Loan data piles pressure on ECB
Loans to companies in the euro zone extended their fall in November, underlining the area's economic weakness and increasing pressure on the European Central Bank to cut interest rates further.
On the year, loans to the private sector fell by 0.8 per cent in November - the same drop seen a month earlier. A breakdown of figures released by the ECB today showed a drop in consumer credit and loans to businesses.
"In part, the weakness in lending undoubtedly stems from low demand from the non-financial private sector," said Howard Archer, economist at Global Insight.

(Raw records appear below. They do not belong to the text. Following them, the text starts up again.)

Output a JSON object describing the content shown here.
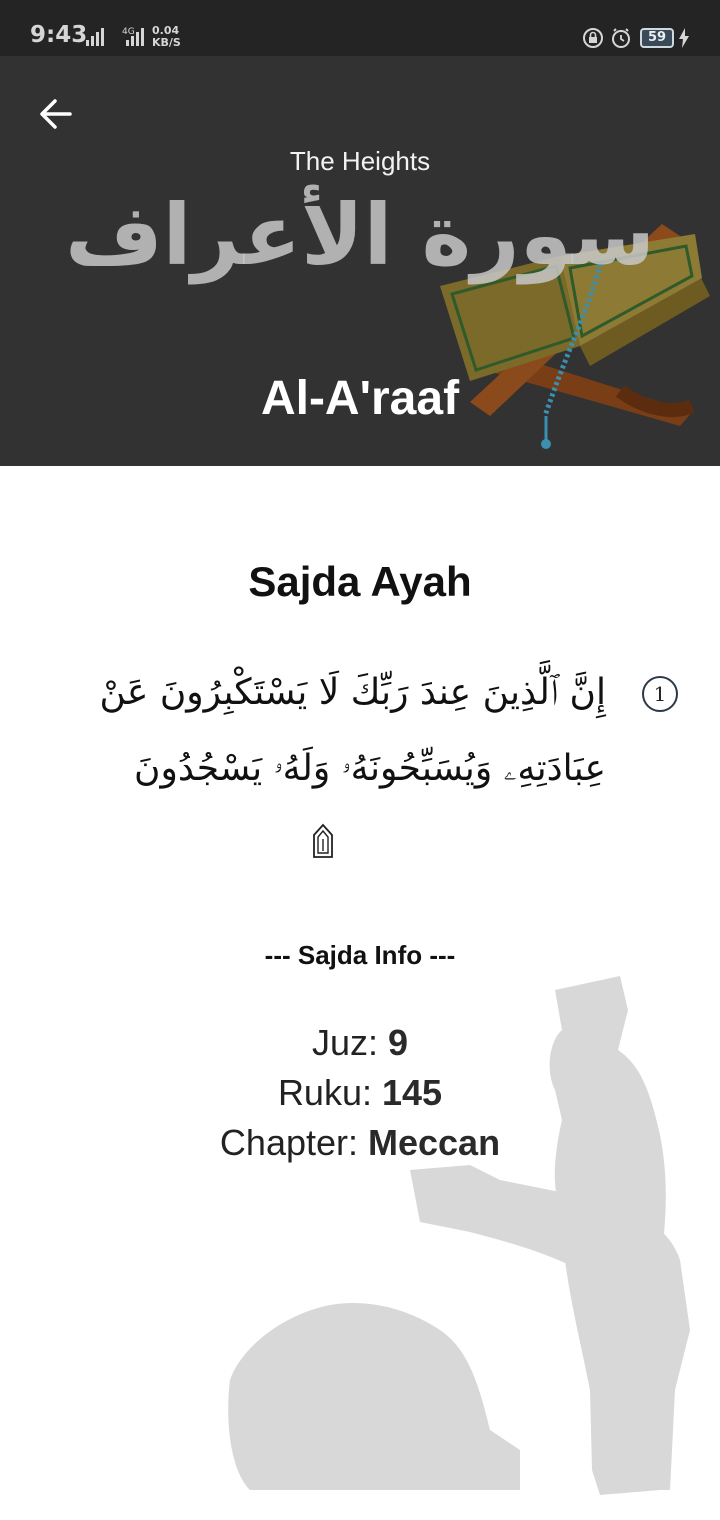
{
  "status_bar": {
    "time": "9:43",
    "network_type": "4G",
    "speed_value": "0.04",
    "speed_unit": "KB/S",
    "battery": "59"
  },
  "header": {
    "subtitle": "The Heights",
    "arabic_name": "سورة الأعراف",
    "english_name": "Al-A'raaf"
  },
  "content": {
    "section_title": "Sajda Ayah",
    "ayah_number": "1",
    "ayah_text": "إِنَّ ٱلَّذِينَ عِندَ رَبِّكَ لَا يَسْتَكْبِرُونَ عَنْ عِبَادَتِهِۦ وَيُسَبِّحُونَهُۥ وَلَهُۥ يَسْجُدُونَ",
    "info_heading": "--- Sajda Info ---",
    "juz_label": "Juz: ",
    "juz_value": "9",
    "ruku_label": "Ruku: ",
    "ruku_value": "145",
    "chapter_label": "Chapter: ",
    "chapter_value": "Meccan"
  },
  "colors": {
    "status_bar_bg": "#242424",
    "header_bg": "#323232",
    "page_bg": "#ffffff"
  },
  "icons": {
    "back": "arrow-left-icon",
    "sajda_mark": "sajda-mark-icon"
  }
}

"Nevertheless, the concern is that a number of companies who do want to borrow ... and are in decent shape are finding it hard to, so tight credit conditions are handicapping euro zone growth prospects," he added.

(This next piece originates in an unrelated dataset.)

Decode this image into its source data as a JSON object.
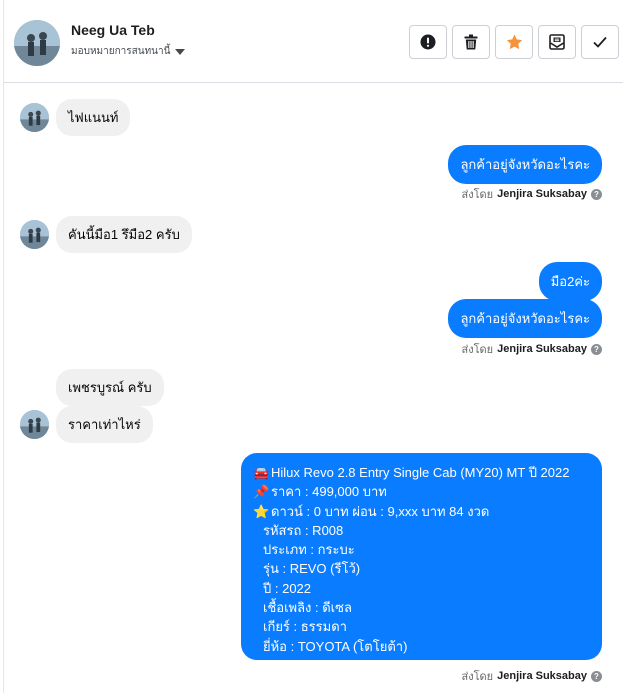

The release of the money supply data reinforced a bleak economic picture in the 17-country euro zone, where a slowdown in factory activity deepened in December. German unemployment also rose for the ninth month running in December.
The ECB's own forecasts suggest the euro zone economy will shrink 0.3 per cent this year, and the bank's policymakers discussed cutting interest rates last month before opting to hold them at a record low of 0.75 per cent.
The money supply data showed that consumer credit dropped by 3.1 per cent on the year in November, down from a 2.9 per cent fall a month earlier. Loans to non-financial corporations fell 1.4 per cent, after a drop of 1.5 per cent in October.